# [Problem description]
Find every line below where the string "placeholder" shows up, and copy those lines.

# [Dataset excerpts]
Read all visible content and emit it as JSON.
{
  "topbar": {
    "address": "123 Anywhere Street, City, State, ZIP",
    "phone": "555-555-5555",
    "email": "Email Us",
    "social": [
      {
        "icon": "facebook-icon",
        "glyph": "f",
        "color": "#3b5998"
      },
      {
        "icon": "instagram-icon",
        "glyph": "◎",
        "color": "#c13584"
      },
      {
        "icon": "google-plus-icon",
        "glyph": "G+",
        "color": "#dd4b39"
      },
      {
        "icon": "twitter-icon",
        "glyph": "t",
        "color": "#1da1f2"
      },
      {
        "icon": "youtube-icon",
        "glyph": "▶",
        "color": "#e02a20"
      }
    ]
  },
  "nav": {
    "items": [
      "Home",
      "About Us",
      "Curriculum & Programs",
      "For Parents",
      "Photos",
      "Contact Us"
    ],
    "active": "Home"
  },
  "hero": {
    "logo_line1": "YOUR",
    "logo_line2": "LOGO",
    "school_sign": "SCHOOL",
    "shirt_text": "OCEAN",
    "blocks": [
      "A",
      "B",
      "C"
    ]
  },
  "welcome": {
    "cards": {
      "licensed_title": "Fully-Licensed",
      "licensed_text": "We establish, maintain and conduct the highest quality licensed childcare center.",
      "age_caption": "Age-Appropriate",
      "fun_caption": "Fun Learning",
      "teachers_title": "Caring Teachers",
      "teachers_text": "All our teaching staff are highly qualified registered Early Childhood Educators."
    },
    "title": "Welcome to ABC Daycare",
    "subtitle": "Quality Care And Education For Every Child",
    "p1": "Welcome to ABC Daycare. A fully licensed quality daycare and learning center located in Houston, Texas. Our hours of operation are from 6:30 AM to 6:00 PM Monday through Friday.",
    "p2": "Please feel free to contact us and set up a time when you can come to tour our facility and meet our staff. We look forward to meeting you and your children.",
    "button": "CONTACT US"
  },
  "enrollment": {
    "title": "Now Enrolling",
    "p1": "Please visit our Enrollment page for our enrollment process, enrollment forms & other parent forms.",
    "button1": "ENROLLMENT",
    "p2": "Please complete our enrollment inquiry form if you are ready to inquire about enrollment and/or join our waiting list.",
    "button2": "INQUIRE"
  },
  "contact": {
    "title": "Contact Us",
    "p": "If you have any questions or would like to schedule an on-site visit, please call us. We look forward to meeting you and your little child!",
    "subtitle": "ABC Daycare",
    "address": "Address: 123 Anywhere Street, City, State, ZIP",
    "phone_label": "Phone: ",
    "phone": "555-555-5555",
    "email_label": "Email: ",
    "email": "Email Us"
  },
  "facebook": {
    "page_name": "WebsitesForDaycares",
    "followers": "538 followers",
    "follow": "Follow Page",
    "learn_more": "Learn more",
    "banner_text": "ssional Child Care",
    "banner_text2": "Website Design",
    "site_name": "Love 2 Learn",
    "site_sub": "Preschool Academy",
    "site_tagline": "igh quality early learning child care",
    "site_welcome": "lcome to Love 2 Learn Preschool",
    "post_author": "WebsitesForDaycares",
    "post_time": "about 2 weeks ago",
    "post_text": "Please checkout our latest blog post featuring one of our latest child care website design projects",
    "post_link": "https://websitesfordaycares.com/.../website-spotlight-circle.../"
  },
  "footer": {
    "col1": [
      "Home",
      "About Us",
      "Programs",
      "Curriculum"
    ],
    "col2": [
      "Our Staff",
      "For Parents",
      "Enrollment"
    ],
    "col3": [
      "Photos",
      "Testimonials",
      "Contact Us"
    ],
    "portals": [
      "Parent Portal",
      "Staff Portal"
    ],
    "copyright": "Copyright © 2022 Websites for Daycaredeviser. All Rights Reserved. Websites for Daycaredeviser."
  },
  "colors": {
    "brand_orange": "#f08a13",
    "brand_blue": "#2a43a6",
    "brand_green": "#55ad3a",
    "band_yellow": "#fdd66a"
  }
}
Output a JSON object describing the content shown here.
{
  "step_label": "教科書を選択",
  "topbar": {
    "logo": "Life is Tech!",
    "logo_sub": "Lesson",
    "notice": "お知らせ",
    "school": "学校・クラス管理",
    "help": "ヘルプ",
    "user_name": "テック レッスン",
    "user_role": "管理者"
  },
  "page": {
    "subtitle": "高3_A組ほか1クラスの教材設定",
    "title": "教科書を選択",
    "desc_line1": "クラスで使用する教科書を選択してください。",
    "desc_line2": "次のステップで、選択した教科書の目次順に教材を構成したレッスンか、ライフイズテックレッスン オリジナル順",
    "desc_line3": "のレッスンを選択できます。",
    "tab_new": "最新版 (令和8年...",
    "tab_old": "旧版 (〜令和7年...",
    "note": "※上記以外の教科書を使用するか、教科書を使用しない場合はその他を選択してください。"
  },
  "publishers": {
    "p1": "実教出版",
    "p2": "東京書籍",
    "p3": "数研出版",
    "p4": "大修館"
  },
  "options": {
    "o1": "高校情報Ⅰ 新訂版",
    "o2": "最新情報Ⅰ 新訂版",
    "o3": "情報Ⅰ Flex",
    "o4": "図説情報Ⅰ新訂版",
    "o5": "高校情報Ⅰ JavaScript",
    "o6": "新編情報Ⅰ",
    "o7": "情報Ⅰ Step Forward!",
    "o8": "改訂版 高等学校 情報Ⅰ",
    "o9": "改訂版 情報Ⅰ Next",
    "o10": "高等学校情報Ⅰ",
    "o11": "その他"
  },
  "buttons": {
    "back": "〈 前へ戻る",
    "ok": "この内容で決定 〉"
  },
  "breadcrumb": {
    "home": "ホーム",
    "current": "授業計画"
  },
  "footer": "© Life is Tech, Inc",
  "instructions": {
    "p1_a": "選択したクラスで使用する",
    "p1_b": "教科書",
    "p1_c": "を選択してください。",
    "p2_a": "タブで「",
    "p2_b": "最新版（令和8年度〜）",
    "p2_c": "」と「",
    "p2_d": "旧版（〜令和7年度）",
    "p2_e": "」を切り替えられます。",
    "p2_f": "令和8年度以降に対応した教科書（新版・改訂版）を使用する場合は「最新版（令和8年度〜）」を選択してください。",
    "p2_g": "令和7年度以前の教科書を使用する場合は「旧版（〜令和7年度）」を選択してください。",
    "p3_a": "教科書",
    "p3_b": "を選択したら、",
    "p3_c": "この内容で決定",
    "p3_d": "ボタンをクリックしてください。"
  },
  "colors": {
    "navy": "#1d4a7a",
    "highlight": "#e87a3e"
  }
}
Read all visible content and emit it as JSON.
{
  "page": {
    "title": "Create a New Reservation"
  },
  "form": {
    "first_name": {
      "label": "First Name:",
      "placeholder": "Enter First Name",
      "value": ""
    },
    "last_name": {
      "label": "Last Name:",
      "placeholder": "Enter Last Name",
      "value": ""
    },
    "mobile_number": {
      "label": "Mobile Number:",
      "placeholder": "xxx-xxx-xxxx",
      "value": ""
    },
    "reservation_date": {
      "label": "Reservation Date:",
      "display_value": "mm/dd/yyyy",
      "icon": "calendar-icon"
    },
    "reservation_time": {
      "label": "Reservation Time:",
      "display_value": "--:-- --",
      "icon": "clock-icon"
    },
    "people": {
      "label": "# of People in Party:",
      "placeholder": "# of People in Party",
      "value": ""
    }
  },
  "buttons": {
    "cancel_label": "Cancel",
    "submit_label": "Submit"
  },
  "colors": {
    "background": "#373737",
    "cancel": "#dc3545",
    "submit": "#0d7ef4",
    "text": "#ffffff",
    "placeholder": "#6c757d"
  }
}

# [Reply]
      "placeholder": "Enter First Name",
      "placeholder": "Enter Last Name",
      "placeholder": "xxx-xxx-xxxx",
      "placeholder": "# of People in Party",
    "placeholder": "#6c757d"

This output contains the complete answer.